[Extracted records]
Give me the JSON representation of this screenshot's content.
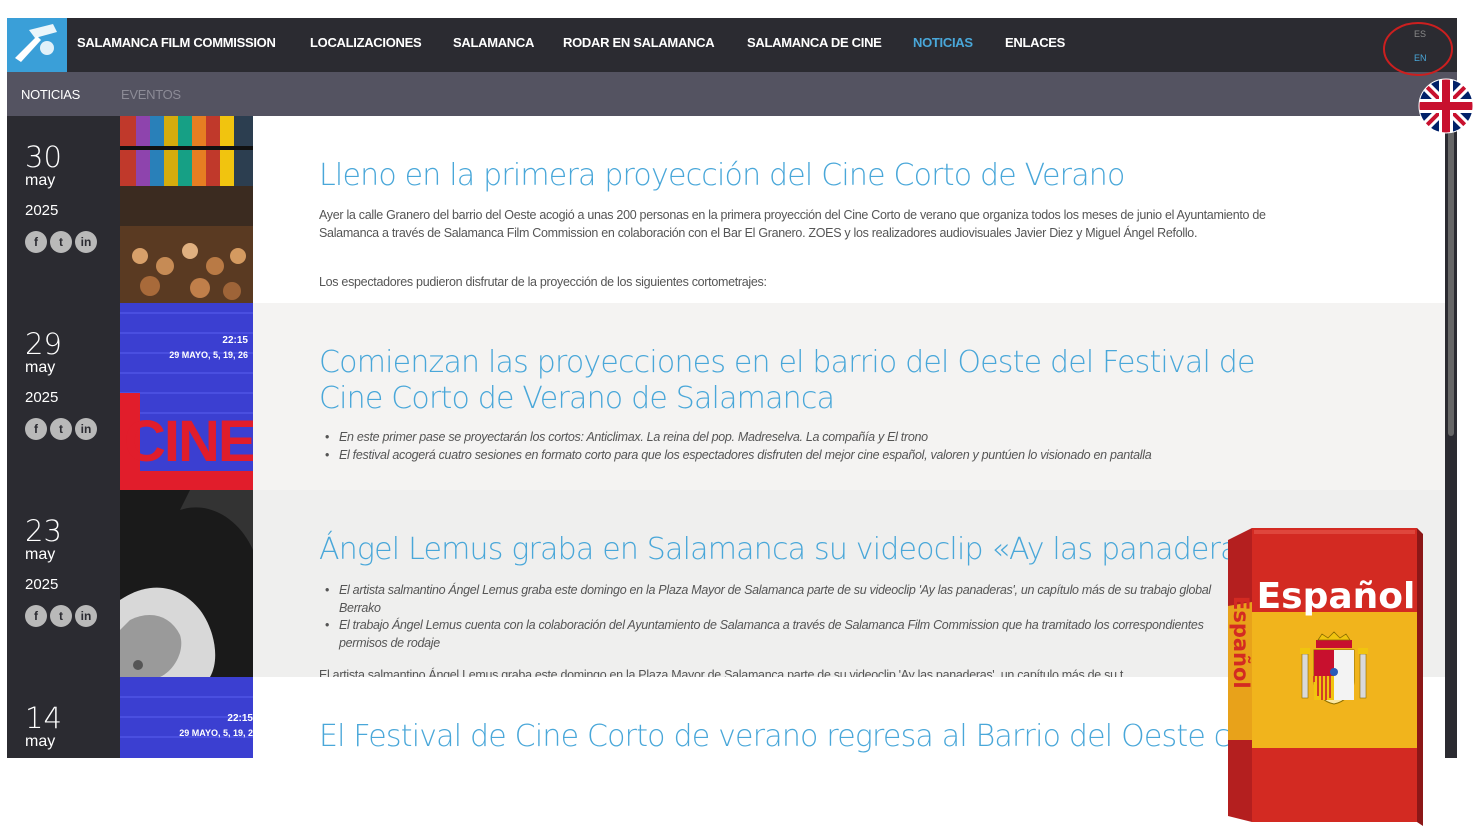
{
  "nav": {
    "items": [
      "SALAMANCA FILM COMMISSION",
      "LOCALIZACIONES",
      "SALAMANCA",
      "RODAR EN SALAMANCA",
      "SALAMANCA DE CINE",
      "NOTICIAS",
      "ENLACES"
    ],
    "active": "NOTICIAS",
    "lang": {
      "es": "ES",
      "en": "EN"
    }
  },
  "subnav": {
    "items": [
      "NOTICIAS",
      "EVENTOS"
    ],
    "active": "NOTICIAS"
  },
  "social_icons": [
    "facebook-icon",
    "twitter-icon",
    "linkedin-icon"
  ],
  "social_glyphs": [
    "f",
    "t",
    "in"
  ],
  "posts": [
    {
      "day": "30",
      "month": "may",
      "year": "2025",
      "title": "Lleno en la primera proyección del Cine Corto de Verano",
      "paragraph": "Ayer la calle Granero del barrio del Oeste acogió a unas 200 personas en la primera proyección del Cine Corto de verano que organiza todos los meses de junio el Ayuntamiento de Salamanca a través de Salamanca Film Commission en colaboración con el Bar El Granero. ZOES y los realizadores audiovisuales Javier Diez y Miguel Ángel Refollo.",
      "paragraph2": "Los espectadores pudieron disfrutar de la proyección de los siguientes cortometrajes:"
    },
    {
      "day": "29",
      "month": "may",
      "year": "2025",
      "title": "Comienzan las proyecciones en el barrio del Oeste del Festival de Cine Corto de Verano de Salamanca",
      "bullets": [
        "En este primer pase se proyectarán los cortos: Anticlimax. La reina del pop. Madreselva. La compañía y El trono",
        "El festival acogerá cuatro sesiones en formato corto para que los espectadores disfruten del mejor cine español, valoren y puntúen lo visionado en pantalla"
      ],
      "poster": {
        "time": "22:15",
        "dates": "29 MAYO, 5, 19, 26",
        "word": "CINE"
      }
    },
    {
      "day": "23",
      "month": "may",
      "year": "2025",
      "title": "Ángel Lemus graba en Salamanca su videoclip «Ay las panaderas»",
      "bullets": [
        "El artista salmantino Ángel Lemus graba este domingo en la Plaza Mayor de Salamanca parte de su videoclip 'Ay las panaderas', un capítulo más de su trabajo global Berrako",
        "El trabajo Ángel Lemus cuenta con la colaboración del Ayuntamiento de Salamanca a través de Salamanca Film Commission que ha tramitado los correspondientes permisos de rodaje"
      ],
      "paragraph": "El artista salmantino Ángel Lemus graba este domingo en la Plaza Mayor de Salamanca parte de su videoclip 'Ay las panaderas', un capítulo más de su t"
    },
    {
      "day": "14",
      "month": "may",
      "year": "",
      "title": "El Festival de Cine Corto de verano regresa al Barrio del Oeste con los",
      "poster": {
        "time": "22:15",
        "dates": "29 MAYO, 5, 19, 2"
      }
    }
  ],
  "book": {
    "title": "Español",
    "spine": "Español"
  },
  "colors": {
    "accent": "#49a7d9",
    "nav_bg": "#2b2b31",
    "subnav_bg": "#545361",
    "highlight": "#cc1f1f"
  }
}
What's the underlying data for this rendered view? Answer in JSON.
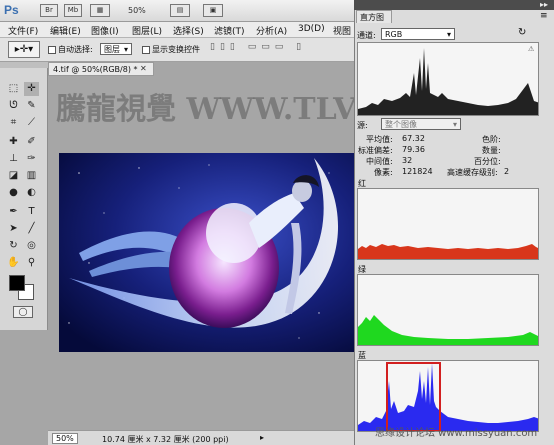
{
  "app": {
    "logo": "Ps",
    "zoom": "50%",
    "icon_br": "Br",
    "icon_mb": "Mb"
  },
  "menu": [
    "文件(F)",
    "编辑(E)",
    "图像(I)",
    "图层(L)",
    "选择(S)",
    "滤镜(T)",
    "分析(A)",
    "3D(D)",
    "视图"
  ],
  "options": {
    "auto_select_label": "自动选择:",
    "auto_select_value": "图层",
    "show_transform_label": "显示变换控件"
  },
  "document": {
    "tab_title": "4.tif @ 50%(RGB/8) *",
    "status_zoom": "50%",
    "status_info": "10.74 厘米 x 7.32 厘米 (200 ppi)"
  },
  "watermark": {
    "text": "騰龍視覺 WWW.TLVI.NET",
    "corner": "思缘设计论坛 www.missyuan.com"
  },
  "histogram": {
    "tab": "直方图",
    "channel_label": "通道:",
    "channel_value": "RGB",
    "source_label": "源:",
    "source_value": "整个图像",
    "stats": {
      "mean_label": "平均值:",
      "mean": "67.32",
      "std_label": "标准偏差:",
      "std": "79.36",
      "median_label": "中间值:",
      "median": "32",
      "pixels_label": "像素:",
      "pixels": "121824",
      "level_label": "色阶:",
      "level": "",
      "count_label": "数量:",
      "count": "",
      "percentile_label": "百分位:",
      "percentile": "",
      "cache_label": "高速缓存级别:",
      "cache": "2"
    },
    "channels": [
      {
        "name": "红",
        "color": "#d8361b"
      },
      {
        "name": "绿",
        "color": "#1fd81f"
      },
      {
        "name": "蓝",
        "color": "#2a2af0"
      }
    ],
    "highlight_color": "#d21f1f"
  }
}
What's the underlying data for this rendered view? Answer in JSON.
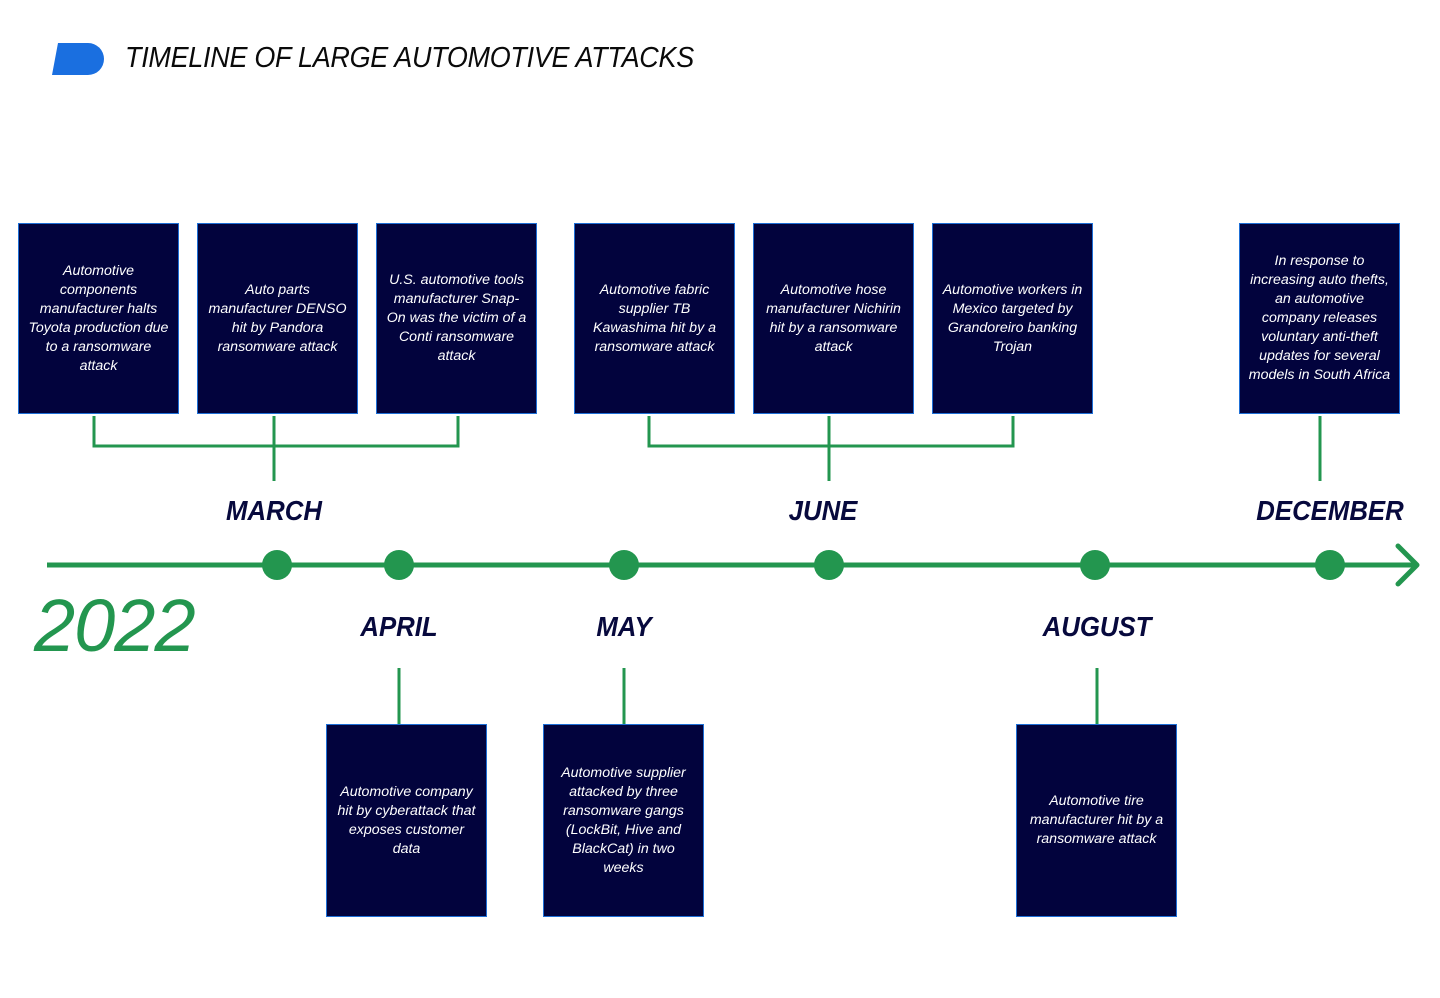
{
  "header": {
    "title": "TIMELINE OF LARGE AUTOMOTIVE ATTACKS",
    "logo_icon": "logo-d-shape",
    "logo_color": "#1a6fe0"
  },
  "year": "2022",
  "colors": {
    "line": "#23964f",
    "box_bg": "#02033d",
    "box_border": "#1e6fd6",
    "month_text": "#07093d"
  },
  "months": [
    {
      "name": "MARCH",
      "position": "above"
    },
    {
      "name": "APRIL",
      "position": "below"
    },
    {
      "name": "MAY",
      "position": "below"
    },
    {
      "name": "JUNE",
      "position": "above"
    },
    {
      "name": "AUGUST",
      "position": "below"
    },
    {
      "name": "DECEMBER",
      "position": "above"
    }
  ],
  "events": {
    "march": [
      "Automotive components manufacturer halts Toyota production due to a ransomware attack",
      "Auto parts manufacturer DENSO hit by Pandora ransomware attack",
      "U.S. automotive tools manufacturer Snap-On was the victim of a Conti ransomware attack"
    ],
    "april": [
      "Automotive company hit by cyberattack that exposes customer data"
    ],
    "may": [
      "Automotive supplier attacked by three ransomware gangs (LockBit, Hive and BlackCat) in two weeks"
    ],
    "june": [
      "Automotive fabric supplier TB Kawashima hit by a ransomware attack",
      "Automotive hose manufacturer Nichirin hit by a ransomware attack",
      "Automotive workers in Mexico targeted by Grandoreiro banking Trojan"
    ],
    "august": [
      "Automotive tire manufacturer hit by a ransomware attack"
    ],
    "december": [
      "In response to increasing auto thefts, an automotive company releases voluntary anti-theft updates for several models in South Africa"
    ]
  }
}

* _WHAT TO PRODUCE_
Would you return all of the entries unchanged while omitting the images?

* _SOLUTION FOR THIS TASK_
Give me the JSON representation of this screenshot's content.
{
  "nav": {
    "items": [
      "SALAMANCA FILM COMMISSION",
      "LOCALIZACIONES",
      "SALAMANCA",
      "RODAR EN SALAMANCA",
      "SALAMANCA DE CINE",
      "NOTICIAS",
      "ENLACES"
    ],
    "active": "NOTICIAS",
    "lang": {
      "es": "ES",
      "en": "EN"
    }
  },
  "subnav": {
    "items": [
      "NOTICIAS",
      "EVENTOS"
    ],
    "active": "NOTICIAS"
  },
  "social_icons": [
    "facebook-icon",
    "twitter-icon",
    "linkedin-icon"
  ],
  "social_glyphs": [
    "f",
    "t",
    "in"
  ],
  "posts": [
    {
      "day": "30",
      "month": "may",
      "year": "2025",
      "title": "Lleno en la primera proyección del Cine Corto de Verano",
      "paragraph": "Ayer la calle Granero del barrio del Oeste acogió a unas 200 personas en la primera proyección del Cine Corto de verano que organiza todos los meses de junio el Ayuntamiento de Salamanca a través de Salamanca Film Commission en colaboración con el Bar El Granero. ZOES y los realizadores audiovisuales Javier Diez y Miguel Ángel Refollo.",
      "paragraph2": "Los espectadores pudieron disfrutar de la proyección de los siguientes cortometrajes:"
    },
    {
      "day": "29",
      "month": "may",
      "year": "2025",
      "title": "Comienzan las proyecciones en el barrio del Oeste del Festival de Cine Corto de Verano de Salamanca",
      "bullets": [
        "En este primer pase se proyectarán los cortos: Anticlimax. La reina del pop. Madreselva. La compañía y El trono",
        "El festival acogerá cuatro sesiones en formato corto para que los espectadores disfruten del mejor cine español, valoren y puntúen lo visionado en pantalla"
      ],
      "poster": {
        "time": "22:15",
        "dates": "29 MAYO, 5, 19, 26",
        "word": "CINE"
      }
    },
    {
      "day": "23",
      "month": "may",
      "year": "2025",
      "title": "Ángel Lemus graba en Salamanca su videoclip «Ay las panaderas»",
      "bullets": [
        "El artista salmantino Ángel Lemus graba este domingo en la Plaza Mayor de Salamanca parte de su videoclip 'Ay las panaderas', un capítulo más de su trabajo global Berrako",
        "El trabajo Ángel Lemus cuenta con la colaboración del Ayuntamiento de Salamanca a través de Salamanca Film Commission que ha tramitado los correspondientes permisos de rodaje"
      ],
      "paragraph": "El artista salmantino Ángel Lemus graba este domingo en la Plaza Mayor de Salamanca parte de su videoclip 'Ay las panaderas', un capítulo más de su t"
    },
    {
      "day": "14",
      "month": "may",
      "year": "",
      "title": "El Festival de Cine Corto de verano regresa al Barrio del Oeste con los",
      "poster": {
        "time": "22:15",
        "dates": "29 MAYO, 5, 19, 2"
      }
    }
  ],
  "book": {
    "title": "Español",
    "spine": "Español"
  },
  "colors": {
    "accent": "#49a7d9",
    "nav_bg": "#2b2b31",
    "subnav_bg": "#545361",
    "highlight": "#cc1f1f"
  }
}
What's the underlying data for this rendered view? Answer in JSON.
{
  "app": {
    "logo": "Ps",
    "zoom": "50%",
    "icon_br": "Br",
    "icon_mb": "Mb"
  },
  "menu": [
    "文件(F)",
    "编辑(E)",
    "图像(I)",
    "图层(L)",
    "选择(S)",
    "滤镜(T)",
    "分析(A)",
    "3D(D)",
    "视图"
  ],
  "options": {
    "auto_select_label": "自动选择:",
    "auto_select_value": "图层",
    "show_transform_label": "显示变换控件"
  },
  "document": {
    "tab_title": "4.tif @ 50%(RGB/8) *",
    "status_zoom": "50%",
    "status_info": "10.74 厘米 x 7.32 厘米 (200 ppi)"
  },
  "watermark": {
    "text": "騰龍視覺 WWW.TLVI.NET",
    "corner": "思缘设计论坛 www.missyuan.com"
  },
  "histogram": {
    "tab": "直方图",
    "channel_label": "通道:",
    "channel_value": "RGB",
    "source_label": "源:",
    "source_value": "整个图像",
    "stats": {
      "mean_label": "平均值:",
      "mean": "67.32",
      "std_label": "标准偏差:",
      "std": "79.36",
      "median_label": "中间值:",
      "median": "32",
      "pixels_label": "像素:",
      "pixels": "121824",
      "level_label": "色阶:",
      "level": "",
      "count_label": "数量:",
      "count": "",
      "percentile_label": "百分位:",
      "percentile": "",
      "cache_label": "高速缓存级别:",
      "cache": "2"
    },
    "channels": [
      {
        "name": "红",
        "color": "#d8361b"
      },
      {
        "name": "绿",
        "color": "#1fd81f"
      },
      {
        "name": "蓝",
        "color": "#2a2af0"
      }
    ],
    "highlight_color": "#d21f1f"
  }
}
What's the underlying data for this rendered view? Answer in JSON.
{
  "header": {
    "title": "TIMELINE OF LARGE AUTOMOTIVE ATTACKS",
    "logo_icon": "logo-d-shape",
    "logo_color": "#1a6fe0"
  },
  "year": "2022",
  "colors": {
    "line": "#23964f",
    "box_bg": "#02033d",
    "box_border": "#1e6fd6",
    "month_text": "#07093d"
  },
  "months": [
    {
      "name": "MARCH",
      "position": "above"
    },
    {
      "name": "APRIL",
      "position": "below"
    },
    {
      "name": "MAY",
      "position": "below"
    },
    {
      "name": "JUNE",
      "position": "above"
    },
    {
      "name": "AUGUST",
      "position": "below"
    },
    {
      "name": "DECEMBER",
      "position": "above"
    }
  ],
  "events": {
    "march": [
      "Automotive components manufacturer halts Toyota production due to a ransomware attack",
      "Auto parts manufacturer DENSO hit by Pandora ransomware attack",
      "U.S. automotive tools manufacturer Snap-On was the victim of a Conti ransomware attack"
    ],
    "april": [
      "Automotive company hit by cyberattack that exposes customer data"
    ],
    "may": [
      "Automotive supplier attacked by three ransomware gangs (LockBit, Hive and BlackCat) in two weeks"
    ],
    "june": [
      "Automotive fabric supplier TB Kawashima hit by a ransomware attack",
      "Automotive hose manufacturer Nichirin hit by a ransomware attack",
      "Automotive workers in Mexico targeted by Grandoreiro banking Trojan"
    ],
    "august": [
      "Automotive tire manufacturer hit by a ransomware attack"
    ],
    "december": [
      "In response to increasing auto thefts, an automotive company releases voluntary anti-theft updates for several models in South Africa"
    ]
  }
}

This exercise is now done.